Pakistan have produced some of the most exciting, beguiling and brilliant cricketers the world has ever seen.It is also a country swamped by floods, war and terrorism, that is in need of help not punishment.
The general feeling is that Aamir has been led astray by his seniors, specifically his captain Salman and fellow fast bowler Asif. ICC chief Haroon Lorgat has also confirmed that Aamir's age might save him from a life ban.
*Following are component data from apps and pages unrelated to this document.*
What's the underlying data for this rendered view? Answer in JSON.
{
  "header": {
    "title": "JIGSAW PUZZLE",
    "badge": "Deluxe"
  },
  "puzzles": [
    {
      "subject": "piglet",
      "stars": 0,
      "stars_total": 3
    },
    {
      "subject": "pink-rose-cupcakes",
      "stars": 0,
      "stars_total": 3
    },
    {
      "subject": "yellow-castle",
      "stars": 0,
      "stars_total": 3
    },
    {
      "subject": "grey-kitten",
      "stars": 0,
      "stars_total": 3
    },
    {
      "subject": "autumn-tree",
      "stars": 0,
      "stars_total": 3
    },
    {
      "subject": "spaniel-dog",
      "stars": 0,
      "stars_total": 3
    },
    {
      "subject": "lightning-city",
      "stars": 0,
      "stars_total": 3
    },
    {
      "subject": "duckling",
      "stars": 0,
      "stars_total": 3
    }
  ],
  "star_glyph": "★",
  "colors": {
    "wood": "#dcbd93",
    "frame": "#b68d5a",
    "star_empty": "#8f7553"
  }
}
If the players are found to be guilty of spot fixing, PCB needs to put it's heavy foot down to stamp out this menace once and for all. But that begs the question - will PCB be able to discipline the players? Unguided missile Ejaz Butt's only qualification for the lofty job of President PCB is that he is the brother in law of our Defence Minister. Hence, it’s fairly obvious that he will not be replaced, come what may. The inept team manager, Yawar Saeed, happens to be prominent politician Raza Rabbani’s father in law. The events of the last few days may well have caused Mr Saeed to stumble while alighting from the team bus in Cardiff and be taken to hospital for facial cuts, but it certainly is not enough to dislodge him from his seat either. If wishes were horses, beggars would ride...but what we need is either the President or Prime Minister to intervene and make some major changes in PCB, and our team. We need to have someone in charge of our cricketing affairs who knows the game inside out like the legendary Noor Khan or the dynamic Arif Ali Abbasi who will have the authority to keep wayward players in line.
The argument that corruption is rife in Pakistan and it’s institutions are weak is also trotted out with increasing regularity to excuse the cricketers’ actions. How does this logic excuse the indiscretions of our cricketers or indeed of anyone who chooses to be unscrupulous? In the final analysis, aren’t we are all responsible for our actions, good or bad? The truth is that the cricketing world became ensnared in the web of dishonesty and greed a long time ago. We chose to look the other way, despite increasing evidence that our players were also involved in in illegal activities. Anybody who chose not to be part of this cartel of deceit and easy money either had to leave or were weeded out. Rashid Latif, Aamir Sohail, Basit Ali and Ramiz Raja were all denied entry into the team after they refused to play ball.
Isn’t it high time then that we stopped living in this cocoon of denial and admit that there are serious problems facing our talented team and the inert PCB? It may hurt to grasp the nettle of corruption and sleaze in our beloved national sport, but there is no other way out of this morass. Reality check, anyone?